(EXERCISE)
Return all entries precisely as they stand, without the images.

[Web page and app entries]
[Start of section]

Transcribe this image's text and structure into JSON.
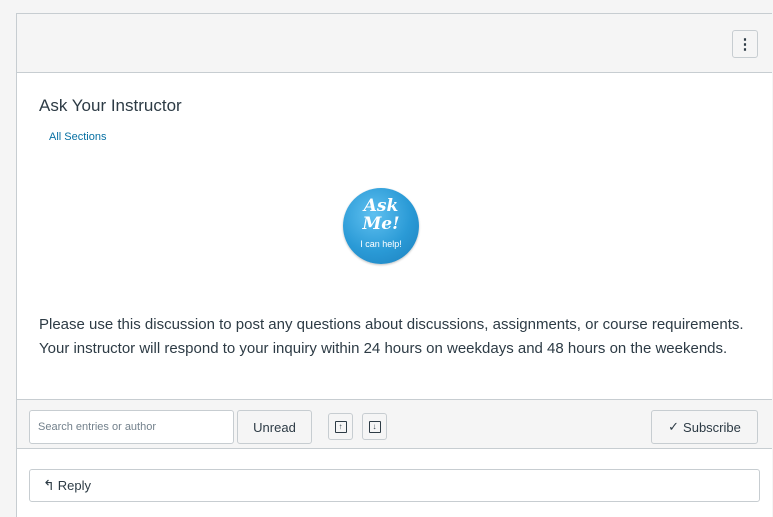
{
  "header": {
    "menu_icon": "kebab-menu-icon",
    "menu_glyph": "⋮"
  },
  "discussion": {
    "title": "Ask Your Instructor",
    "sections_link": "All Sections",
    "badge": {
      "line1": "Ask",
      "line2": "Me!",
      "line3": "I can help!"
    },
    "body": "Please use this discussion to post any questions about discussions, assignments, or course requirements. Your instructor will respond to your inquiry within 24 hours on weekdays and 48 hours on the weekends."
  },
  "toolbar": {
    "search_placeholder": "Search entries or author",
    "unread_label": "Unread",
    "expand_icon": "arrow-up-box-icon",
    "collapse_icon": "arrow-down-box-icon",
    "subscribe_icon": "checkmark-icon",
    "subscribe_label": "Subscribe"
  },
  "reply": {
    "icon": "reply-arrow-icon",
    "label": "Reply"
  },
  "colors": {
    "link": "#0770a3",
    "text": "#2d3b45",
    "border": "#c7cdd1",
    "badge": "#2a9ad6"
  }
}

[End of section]

(PROBLEM SOLUTION)
Transcribe this image's text and structure into JSON.
{
  "header": {
    "menu_icon": "kebab-menu-icon",
    "menu_glyph": "⋮"
  },
  "discussion": {
    "title": "Ask Your Instructor",
    "sections_link": "All Sections",
    "badge": {
      "line1": "Ask",
      "line2": "Me!",
      "line3": "I can help!"
    },
    "body": "Please use this discussion to post any questions about discussions, assignments, or course requirements. Your instructor will respond to your inquiry within 24 hours on weekdays and 48 hours on the weekends."
  },
  "toolbar": {
    "search_placeholder": "Search entries or author",
    "unread_label": "Unread",
    "expand_icon": "arrow-up-box-icon",
    "collapse_icon": "arrow-down-box-icon",
    "subscribe_icon": "checkmark-icon",
    "subscribe_label": "Subscribe"
  },
  "reply": {
    "icon": "reply-arrow-icon",
    "label": "Reply"
  },
  "colors": {
    "link": "#0770a3",
    "text": "#2d3b45",
    "border": "#c7cdd1",
    "badge": "#2a9ad6"
  }
}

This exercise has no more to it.